• _Exercise directions_: Only the text of the records belongs in the answer, copied exactly and without pictures.

————————

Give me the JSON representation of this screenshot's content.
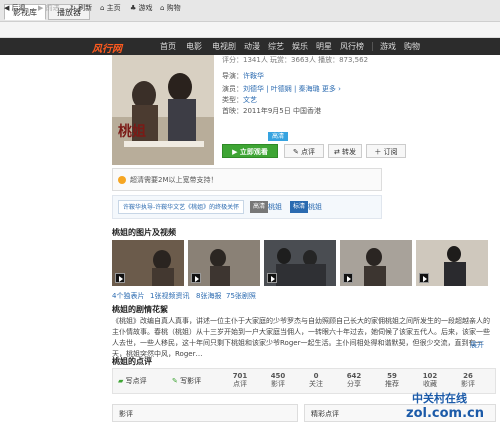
{
  "tabs": [
    "影视库",
    "播放器"
  ],
  "toolbar": {
    "back": "后退",
    "forward": "前进",
    "refresh": "刷新",
    "home": "主页",
    "games": "游戏",
    "shop": "购物"
  },
  "nav": {
    "logo": "风行网",
    "items": [
      "首页",
      "电影",
      "电视剧",
      "动漫",
      "综艺",
      "娱乐",
      "明星",
      "风行榜",
      "游戏",
      "购物"
    ]
  },
  "top_stats": "评分：1341人    玩赏：3663人    播放：873,562",
  "meta": {
    "director_label": "导演：",
    "director": "许鞍华",
    "cast_label": "演员：",
    "cast": "刘德华 | 叶德娴 | 秦海璐  更多 ›",
    "genre_label": "类型：",
    "genre": "文艺",
    "release_label": "首映：",
    "release": "2011年9月5日  中国香港"
  },
  "poster_title": "桃姐",
  "badge": "高清",
  "buttons": {
    "play": "立即观看",
    "review": "点评",
    "share": "转发",
    "subscribe": "订阅"
  },
  "notice": "超清需要2M以上宽带支持！",
  "download": {
    "label": "许鞍华执导-许鞍华文艺《桃姐》的终极关怀",
    "hd": "高清",
    "hd_title": "桃姐",
    "sd": "标清",
    "sd_title": "桃姐"
  },
  "photos": {
    "title": "桃姐的图片及视频",
    "links": [
      "4个独表片",
      "1张视频资讯",
      "8张海报",
      "75张剧照"
    ]
  },
  "story": {
    "title": "桃姐的剧情花絮",
    "text": "《桃姐》改编自真人真事，讲述一位主仆于大家庭的少爷罗杰与自幼照顾自己长大的家佣桃姐之间所发生的一段超越亲人的主仆情故事。春桃（桃姐）从十三岁开始到一户大家庭当佣人，一转眼六十年过去，她伺候了该家五代人。后来，该家一些人去世，一些人移民，这十年间只剩下桃姐和该家少爷Roger一起生活。主仆间相处得和谐默契，但很少交流，直到有一天，桃姐突然中风，Roger…",
    "more": "展开"
  },
  "reviews": {
    "title": "桃姐的点评",
    "write_review": "写点评",
    "write_shadow": "写影评",
    "stats": [
      {
        "value": "701",
        "label": "点评"
      },
      {
        "value": "450",
        "label": "影评"
      },
      {
        "value": "0",
        "label": "关注"
      },
      {
        "value": "642",
        "label": "分享"
      },
      {
        "value": "59",
        "label": "推荐"
      },
      {
        "value": "102",
        "label": "收藏"
      },
      {
        "value": "26",
        "label": "影评"
      }
    ]
  },
  "bottom": {
    "left": "影评",
    "right": "精彩点评"
  },
  "watermark": {
    "text": "中关村在线",
    "site": "zol.com.cn"
  },
  "colors": {
    "accent": "#ff5a1e",
    "play": "#3ea534",
    "link": "#2a6ab0"
  }
}
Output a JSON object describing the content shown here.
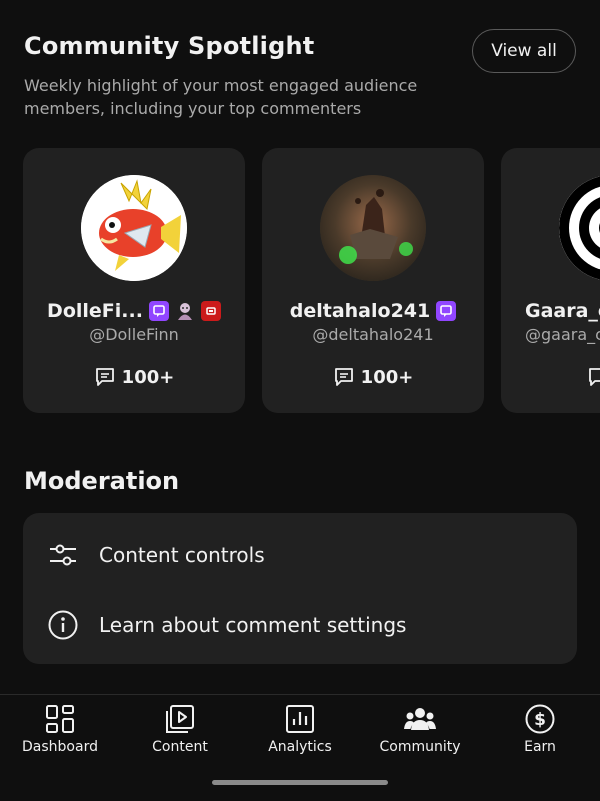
{
  "spotlight": {
    "title": "Community Spotlight",
    "view_all_label": "View all",
    "subtitle": "Weekly highlight of your most engaged audience members, including your top commenters",
    "cards": [
      {
        "name": "DolleFi...",
        "handle": "@DolleFinn",
        "count": "100+",
        "badges": [
          "purple-chat",
          "avatar-image",
          "red-square"
        ]
      },
      {
        "name": "deltahalo241",
        "handle": "@deltahalo241",
        "count": "100+",
        "badges": [
          "purple-chat"
        ]
      },
      {
        "name": "Gaara_c",
        "handle": "@gaara_c",
        "count": "",
        "badges": []
      }
    ]
  },
  "moderation": {
    "title": "Moderation",
    "items": [
      {
        "label": "Content controls",
        "icon": "sliders-icon"
      },
      {
        "label": "Learn about comment settings",
        "icon": "info-icon"
      }
    ]
  },
  "tabs": [
    {
      "label": "Dashboard",
      "icon": "dashboard-icon"
    },
    {
      "label": "Content",
      "icon": "content-icon"
    },
    {
      "label": "Analytics",
      "icon": "analytics-icon"
    },
    {
      "label": "Community",
      "icon": "community-icon"
    },
    {
      "label": "Earn",
      "icon": "earn-icon"
    }
  ],
  "colors": {
    "background": "#0f0f0f",
    "card": "#212121",
    "badge_purple": "#9146ff",
    "badge_red": "#cc1b1b"
  }
}
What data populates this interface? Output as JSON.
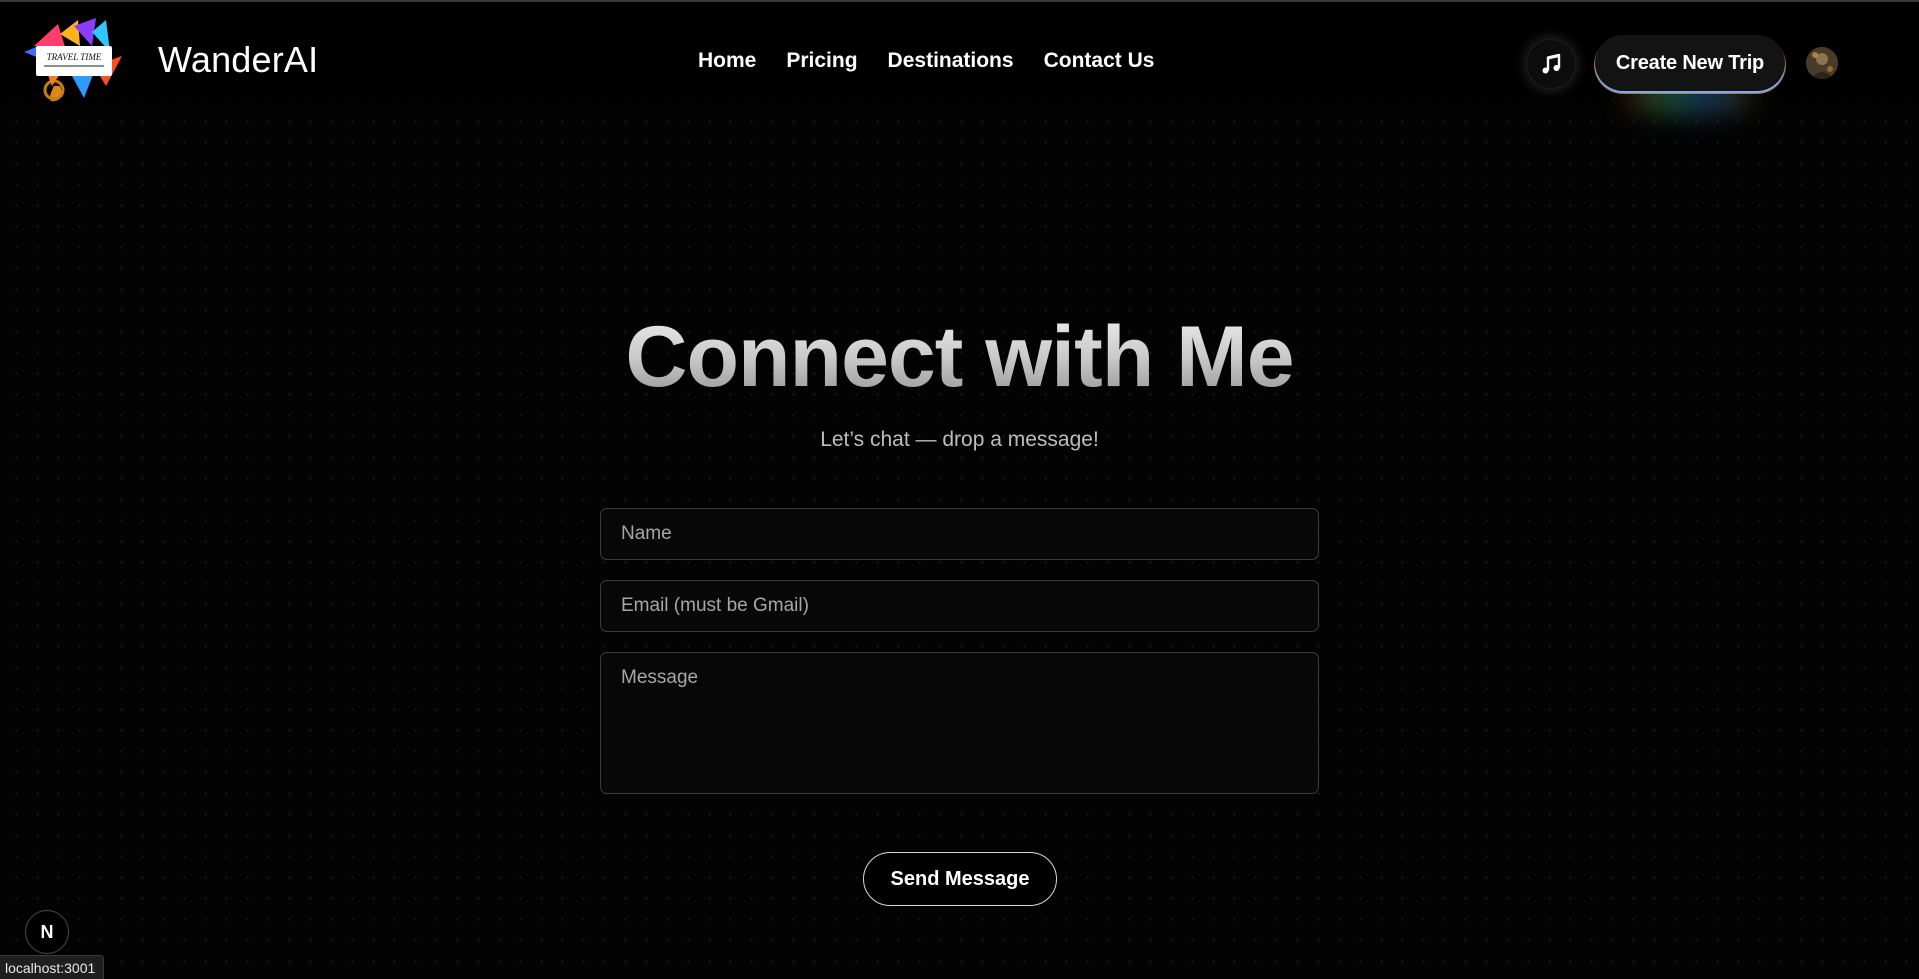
{
  "header": {
    "brand": "WanderAI",
    "logo_icon": "travel-time-collage-logo",
    "logo_text": "TRAVEL TIME",
    "nav": [
      {
        "label": "Home"
      },
      {
        "label": "Pricing"
      },
      {
        "label": "Destinations"
      },
      {
        "label": "Contact Us"
      }
    ],
    "music_icon": "music-note-icon",
    "create_button": "Create New Trip",
    "avatar_icon": "user-avatar"
  },
  "hero": {
    "title": "Connect with Me",
    "subtitle": "Let’s chat — drop a message!"
  },
  "form": {
    "name_placeholder": "Name",
    "email_placeholder": "Email (must be Gmail)",
    "message_placeholder": "Message",
    "send_label": "Send Message"
  },
  "footer": {
    "dev_badge_letter": "N",
    "status_url": "localhost:3001"
  },
  "colors": {
    "background": "#030303",
    "text": "#ffffff",
    "muted_text": "#bdbdbd",
    "field_border": "#3b3b3b"
  }
}
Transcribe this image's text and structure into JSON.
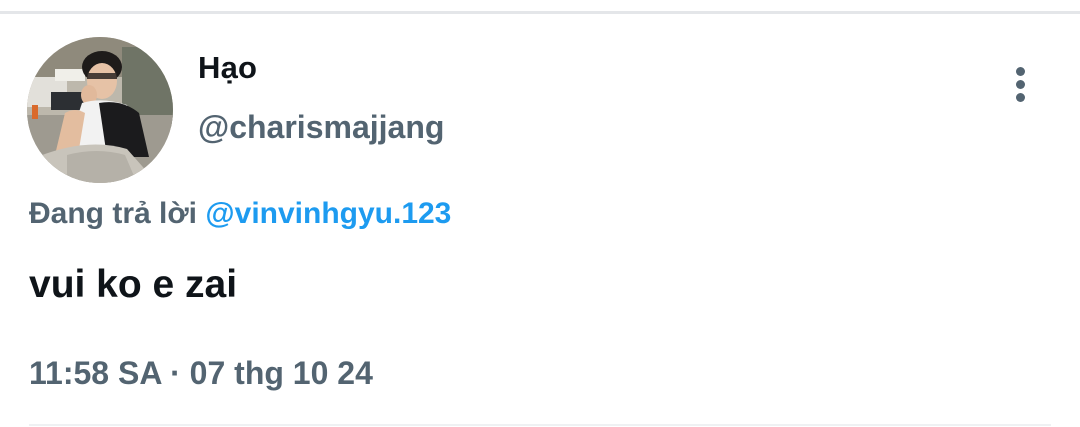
{
  "tweet": {
    "author": {
      "display_name": "Hạo",
      "handle": "@charismajjang"
    },
    "reply": {
      "prefix": "Đang trả lời",
      "mention": "@vinvinhgyu.123"
    },
    "text": "vui ko e zai",
    "time": "11:58 SA",
    "separator": "·",
    "date": "07 thg 10 24"
  },
  "icons": {
    "more": "more-vertical-icon"
  },
  "colors": {
    "primary_text": "#0f1419",
    "secondary_text": "#536471",
    "link": "#1d9bf0",
    "divider": "#e4e6e9"
  }
}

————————

• _Result_:
Give me the JSON representation of this screenshot's content.
{
  "tabs": [
    "影视库",
    "播放器"
  ],
  "toolbar": {
    "back": "后退",
    "forward": "前进",
    "refresh": "刷新",
    "home": "主页",
    "games": "游戏",
    "shop": "购物"
  },
  "nav": {
    "logo": "风行网",
    "items": [
      "首页",
      "电影",
      "电视剧",
      "动漫",
      "综艺",
      "娱乐",
      "明星",
      "风行榜",
      "游戏",
      "购物"
    ]
  },
  "top_stats": "评分：1341人    玩赏：3663人    播放：873,562",
  "meta": {
    "director_label": "导演：",
    "director": "许鞍华",
    "cast_label": "演员：",
    "cast": "刘德华 | 叶德娴 | 秦海璐  更多 ›",
    "genre_label": "类型：",
    "genre": "文艺",
    "release_label": "首映：",
    "release": "2011年9月5日  中国香港"
  },
  "poster_title": "桃姐",
  "badge": "高清",
  "buttons": {
    "play": "立即观看",
    "review": "点评",
    "share": "转发",
    "subscribe": "订阅"
  },
  "notice": "超清需要2M以上宽带支持！",
  "download": {
    "label": "许鞍华执导-许鞍华文艺《桃姐》的终极关怀",
    "hd": "高清",
    "hd_title": "桃姐",
    "sd": "标清",
    "sd_title": "桃姐"
  },
  "photos": {
    "title": "桃姐的图片及视频",
    "links": [
      "4个独表片",
      "1张视频资讯",
      "8张海报",
      "75张剧照"
    ]
  },
  "story": {
    "title": "桃姐的剧情花絮",
    "text": "《桃姐》改编自真人真事，讲述一位主仆于大家庭的少爷罗杰与自幼照顾自己长大的家佣桃姐之间所发生的一段超越亲人的主仆情故事。春桃（桃姐）从十三岁开始到一户大家庭当佣人，一转眼六十年过去，她伺候了该家五代人。后来，该家一些人去世，一些人移民，这十年间只剩下桃姐和该家少爷Roger一起生活。主仆间相处得和谐默契，但很少交流，直到有一天，桃姐突然中风，Roger…",
    "more": "展开"
  },
  "reviews": {
    "title": "桃姐的点评",
    "write_review": "写点评",
    "write_shadow": "写影评",
    "stats": [
      {
        "value": "701",
        "label": "点评"
      },
      {
        "value": "450",
        "label": "影评"
      },
      {
        "value": "0",
        "label": "关注"
      },
      {
        "value": "642",
        "label": "分享"
      },
      {
        "value": "59",
        "label": "推荐"
      },
      {
        "value": "102",
        "label": "收藏"
      },
      {
        "value": "26",
        "label": "影评"
      }
    ]
  },
  "bottom": {
    "left": "影评",
    "right": "精彩点评"
  },
  "watermark": {
    "text": "中关村在线",
    "site": "zol.com.cn"
  },
  "colors": {
    "accent": "#ff5a1e",
    "play": "#3ea534",
    "link": "#2a6ab0"
  }
}
Output a JSON object describing the content shown here.
{
  "spotlight": {
    "title": "Community Spotlight",
    "view_all_label": "View all",
    "subtitle": "Weekly highlight of your most engaged audience members, including your top commenters",
    "cards": [
      {
        "name": "DolleFi...",
        "handle": "@DolleFinn",
        "count": "100+",
        "badges": [
          "purple-chat",
          "avatar-image",
          "red-square"
        ]
      },
      {
        "name": "deltahalo241",
        "handle": "@deltahalo241",
        "count": "100+",
        "badges": [
          "purple-chat"
        ]
      },
      {
        "name": "Gaara_c",
        "handle": "@gaara_c",
        "count": "",
        "badges": []
      }
    ]
  },
  "moderation": {
    "title": "Moderation",
    "items": [
      {
        "label": "Content controls",
        "icon": "sliders-icon"
      },
      {
        "label": "Learn about comment settings",
        "icon": "info-icon"
      }
    ]
  },
  "tabs": [
    {
      "label": "Dashboard",
      "icon": "dashboard-icon"
    },
    {
      "label": "Content",
      "icon": "content-icon"
    },
    {
      "label": "Analytics",
      "icon": "analytics-icon"
    },
    {
      "label": "Community",
      "icon": "community-icon"
    },
    {
      "label": "Earn",
      "icon": "earn-icon"
    }
  ],
  "colors": {
    "background": "#0f0f0f",
    "card": "#212121",
    "badge_purple": "#9146ff",
    "badge_red": "#cc1b1b"
  }
}
What data populates this interface? Output as JSON.
{
  "header": {
    "brand": "WanderAI",
    "logo_icon": "travel-time-collage-logo",
    "logo_text": "TRAVEL TIME",
    "nav": [
      {
        "label": "Home"
      },
      {
        "label": "Pricing"
      },
      {
        "label": "Destinations"
      },
      {
        "label": "Contact Us"
      }
    ],
    "music_icon": "music-note-icon",
    "create_button": "Create New Trip",
    "avatar_icon": "user-avatar"
  },
  "hero": {
    "title": "Connect with Me",
    "subtitle": "Let’s chat — drop a message!"
  },
  "form": {
    "name_placeholder": "Name",
    "email_placeholder": "Email (must be Gmail)",
    "message_placeholder": "Message",
    "send_label": "Send Message"
  },
  "footer": {
    "dev_badge_letter": "N",
    "status_url": "localhost:3001"
  },
  "colors": {
    "background": "#030303",
    "text": "#ffffff",
    "muted_text": "#bdbdbd",
    "field_border": "#3b3b3b"
  }
}
Transcribe this image's text and structure into JSON.
{
  "tweet": {
    "author": {
      "display_name": "Hạo",
      "handle": "@charismajjang"
    },
    "reply": {
      "prefix": "Đang trả lời",
      "mention": "@vinvinhgyu.123"
    },
    "text": "vui ko e zai",
    "time": "11:58 SA",
    "separator": "·",
    "date": "07 thg 10 24"
  },
  "icons": {
    "more": "more-vertical-icon"
  },
  "colors": {
    "primary_text": "#0f1419",
    "secondary_text": "#536471",
    "link": "#1d9bf0",
    "divider": "#e4e6e9"
  }
}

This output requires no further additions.